• [Exercise instructions]: Search the entries below for "MainActivity", and copy each line where it appears.
■ ■ ■ ■
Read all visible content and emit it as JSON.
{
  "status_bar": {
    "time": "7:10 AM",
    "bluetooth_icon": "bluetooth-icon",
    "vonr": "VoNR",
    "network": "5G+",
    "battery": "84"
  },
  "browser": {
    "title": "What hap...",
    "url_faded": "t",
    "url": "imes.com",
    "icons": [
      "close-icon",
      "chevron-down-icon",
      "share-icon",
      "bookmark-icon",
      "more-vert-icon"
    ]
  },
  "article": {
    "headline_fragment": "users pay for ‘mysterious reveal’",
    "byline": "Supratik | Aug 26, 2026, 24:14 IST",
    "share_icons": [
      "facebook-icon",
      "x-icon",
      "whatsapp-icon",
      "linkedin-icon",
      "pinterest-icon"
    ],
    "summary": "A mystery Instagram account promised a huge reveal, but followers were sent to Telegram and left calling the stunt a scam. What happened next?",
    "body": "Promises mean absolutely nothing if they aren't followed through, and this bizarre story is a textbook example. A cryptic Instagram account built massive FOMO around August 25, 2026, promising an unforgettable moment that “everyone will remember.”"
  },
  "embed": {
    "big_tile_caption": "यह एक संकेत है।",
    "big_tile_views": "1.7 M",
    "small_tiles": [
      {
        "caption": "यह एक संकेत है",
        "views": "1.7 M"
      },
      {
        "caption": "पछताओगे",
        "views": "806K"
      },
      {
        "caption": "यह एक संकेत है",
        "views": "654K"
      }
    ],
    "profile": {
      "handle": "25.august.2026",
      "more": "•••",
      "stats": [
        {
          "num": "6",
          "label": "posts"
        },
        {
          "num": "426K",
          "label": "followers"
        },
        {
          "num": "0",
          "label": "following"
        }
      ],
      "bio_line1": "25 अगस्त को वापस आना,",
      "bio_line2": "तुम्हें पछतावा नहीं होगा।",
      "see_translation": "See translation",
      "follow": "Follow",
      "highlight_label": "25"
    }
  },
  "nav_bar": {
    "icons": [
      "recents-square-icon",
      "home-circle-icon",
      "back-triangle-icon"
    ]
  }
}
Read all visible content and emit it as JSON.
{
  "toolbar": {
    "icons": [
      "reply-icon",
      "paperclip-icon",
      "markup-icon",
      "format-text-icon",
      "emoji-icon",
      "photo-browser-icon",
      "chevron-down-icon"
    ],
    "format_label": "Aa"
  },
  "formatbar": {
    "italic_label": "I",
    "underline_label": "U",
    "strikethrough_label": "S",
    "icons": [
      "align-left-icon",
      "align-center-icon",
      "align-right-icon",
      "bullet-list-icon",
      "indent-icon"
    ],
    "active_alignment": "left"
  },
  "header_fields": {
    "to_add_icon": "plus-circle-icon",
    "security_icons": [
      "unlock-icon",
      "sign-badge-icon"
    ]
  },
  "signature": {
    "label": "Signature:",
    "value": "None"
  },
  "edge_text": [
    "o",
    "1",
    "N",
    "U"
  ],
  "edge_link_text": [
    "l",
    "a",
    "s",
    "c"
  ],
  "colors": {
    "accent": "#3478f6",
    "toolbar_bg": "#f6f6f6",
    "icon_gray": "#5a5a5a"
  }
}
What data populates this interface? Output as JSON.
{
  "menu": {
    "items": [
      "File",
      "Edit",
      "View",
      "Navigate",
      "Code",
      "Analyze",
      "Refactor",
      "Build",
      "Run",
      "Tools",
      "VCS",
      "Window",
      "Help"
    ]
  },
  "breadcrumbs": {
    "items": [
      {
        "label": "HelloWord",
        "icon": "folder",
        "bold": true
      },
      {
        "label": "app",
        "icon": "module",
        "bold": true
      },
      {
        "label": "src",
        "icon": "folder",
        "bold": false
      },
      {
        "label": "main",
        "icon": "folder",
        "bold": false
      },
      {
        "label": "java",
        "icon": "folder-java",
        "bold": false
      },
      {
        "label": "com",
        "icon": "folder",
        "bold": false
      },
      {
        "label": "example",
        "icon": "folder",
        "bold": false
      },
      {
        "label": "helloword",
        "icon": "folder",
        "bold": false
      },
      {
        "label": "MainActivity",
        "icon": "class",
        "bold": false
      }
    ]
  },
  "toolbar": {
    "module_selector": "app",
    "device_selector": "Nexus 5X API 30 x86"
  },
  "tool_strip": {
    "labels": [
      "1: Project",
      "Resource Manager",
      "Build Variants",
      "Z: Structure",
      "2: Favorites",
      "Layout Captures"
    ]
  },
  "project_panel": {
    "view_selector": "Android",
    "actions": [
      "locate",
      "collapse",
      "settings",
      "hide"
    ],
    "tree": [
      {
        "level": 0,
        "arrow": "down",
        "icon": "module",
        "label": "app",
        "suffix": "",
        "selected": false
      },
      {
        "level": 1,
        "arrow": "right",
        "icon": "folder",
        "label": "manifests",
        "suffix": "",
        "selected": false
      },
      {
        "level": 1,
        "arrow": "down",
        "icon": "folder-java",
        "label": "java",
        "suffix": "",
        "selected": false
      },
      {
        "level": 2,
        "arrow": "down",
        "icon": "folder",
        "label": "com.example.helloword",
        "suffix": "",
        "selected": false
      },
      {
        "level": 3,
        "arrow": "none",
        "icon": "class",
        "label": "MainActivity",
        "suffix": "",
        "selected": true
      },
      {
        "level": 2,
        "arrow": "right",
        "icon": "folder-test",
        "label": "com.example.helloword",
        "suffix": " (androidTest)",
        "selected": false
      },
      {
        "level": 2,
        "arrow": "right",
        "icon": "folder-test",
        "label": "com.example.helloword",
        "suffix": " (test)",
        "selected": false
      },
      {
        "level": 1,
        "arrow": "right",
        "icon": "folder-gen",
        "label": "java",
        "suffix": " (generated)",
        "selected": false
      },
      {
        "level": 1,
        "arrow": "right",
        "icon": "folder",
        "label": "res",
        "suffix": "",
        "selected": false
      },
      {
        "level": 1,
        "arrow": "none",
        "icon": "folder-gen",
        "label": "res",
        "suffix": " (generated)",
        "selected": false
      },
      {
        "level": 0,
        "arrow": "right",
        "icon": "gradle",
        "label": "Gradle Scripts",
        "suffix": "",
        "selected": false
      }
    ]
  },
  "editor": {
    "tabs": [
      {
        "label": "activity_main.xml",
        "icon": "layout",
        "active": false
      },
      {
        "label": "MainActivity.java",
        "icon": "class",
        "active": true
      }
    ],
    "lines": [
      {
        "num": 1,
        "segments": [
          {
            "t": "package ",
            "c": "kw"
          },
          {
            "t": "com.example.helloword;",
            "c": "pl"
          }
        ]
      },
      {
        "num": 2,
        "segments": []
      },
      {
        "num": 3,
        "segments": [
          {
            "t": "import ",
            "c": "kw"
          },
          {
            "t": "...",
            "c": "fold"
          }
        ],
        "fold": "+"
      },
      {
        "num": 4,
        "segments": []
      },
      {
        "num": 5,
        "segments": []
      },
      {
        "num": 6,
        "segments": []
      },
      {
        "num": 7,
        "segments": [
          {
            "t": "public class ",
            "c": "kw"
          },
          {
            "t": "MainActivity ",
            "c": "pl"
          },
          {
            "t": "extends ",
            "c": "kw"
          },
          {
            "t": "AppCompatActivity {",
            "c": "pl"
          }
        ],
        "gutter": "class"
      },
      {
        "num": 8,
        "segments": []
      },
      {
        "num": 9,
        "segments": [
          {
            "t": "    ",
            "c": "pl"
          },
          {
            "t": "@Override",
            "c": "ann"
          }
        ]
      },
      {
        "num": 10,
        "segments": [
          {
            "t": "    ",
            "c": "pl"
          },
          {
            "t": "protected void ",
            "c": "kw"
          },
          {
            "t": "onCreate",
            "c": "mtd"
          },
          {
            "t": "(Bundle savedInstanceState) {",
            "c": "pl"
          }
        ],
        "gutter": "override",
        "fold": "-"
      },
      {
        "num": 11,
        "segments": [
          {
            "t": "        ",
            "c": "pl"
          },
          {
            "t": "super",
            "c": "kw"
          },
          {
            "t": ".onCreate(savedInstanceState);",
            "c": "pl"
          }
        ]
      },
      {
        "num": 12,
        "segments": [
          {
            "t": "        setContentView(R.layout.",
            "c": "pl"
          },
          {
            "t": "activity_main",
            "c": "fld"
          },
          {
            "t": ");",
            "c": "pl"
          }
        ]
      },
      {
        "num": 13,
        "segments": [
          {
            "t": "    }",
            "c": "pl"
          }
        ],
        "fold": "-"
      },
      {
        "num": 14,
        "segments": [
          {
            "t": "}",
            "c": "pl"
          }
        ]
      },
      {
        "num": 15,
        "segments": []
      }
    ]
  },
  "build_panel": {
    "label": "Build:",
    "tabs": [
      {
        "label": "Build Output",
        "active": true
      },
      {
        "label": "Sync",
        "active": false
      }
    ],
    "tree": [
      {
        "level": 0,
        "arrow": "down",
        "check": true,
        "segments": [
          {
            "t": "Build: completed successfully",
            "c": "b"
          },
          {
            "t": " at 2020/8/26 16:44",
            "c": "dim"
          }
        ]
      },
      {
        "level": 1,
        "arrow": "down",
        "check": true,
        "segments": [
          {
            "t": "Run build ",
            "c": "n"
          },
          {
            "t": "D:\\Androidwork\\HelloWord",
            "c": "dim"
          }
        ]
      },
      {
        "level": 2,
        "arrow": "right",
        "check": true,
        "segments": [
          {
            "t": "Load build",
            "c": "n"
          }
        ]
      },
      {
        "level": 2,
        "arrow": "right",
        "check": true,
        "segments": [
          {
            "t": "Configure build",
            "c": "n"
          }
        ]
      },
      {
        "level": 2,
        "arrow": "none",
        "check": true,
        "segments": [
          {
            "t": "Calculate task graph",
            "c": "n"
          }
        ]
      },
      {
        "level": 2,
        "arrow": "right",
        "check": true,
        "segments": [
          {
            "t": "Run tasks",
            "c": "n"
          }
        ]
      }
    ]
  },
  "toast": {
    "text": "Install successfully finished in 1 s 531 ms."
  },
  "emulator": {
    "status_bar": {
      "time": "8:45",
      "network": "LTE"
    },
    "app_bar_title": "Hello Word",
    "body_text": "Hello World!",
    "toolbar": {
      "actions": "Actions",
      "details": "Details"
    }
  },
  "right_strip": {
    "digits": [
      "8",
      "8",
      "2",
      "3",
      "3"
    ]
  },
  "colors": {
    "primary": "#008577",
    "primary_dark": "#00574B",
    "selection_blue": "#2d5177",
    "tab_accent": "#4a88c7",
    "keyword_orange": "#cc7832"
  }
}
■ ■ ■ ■
• [Finished task]:
        "label": "MainActivity",
        "label": "MainActivity",
        "label": "MainActivity.java",
            "t": "MainActivity ",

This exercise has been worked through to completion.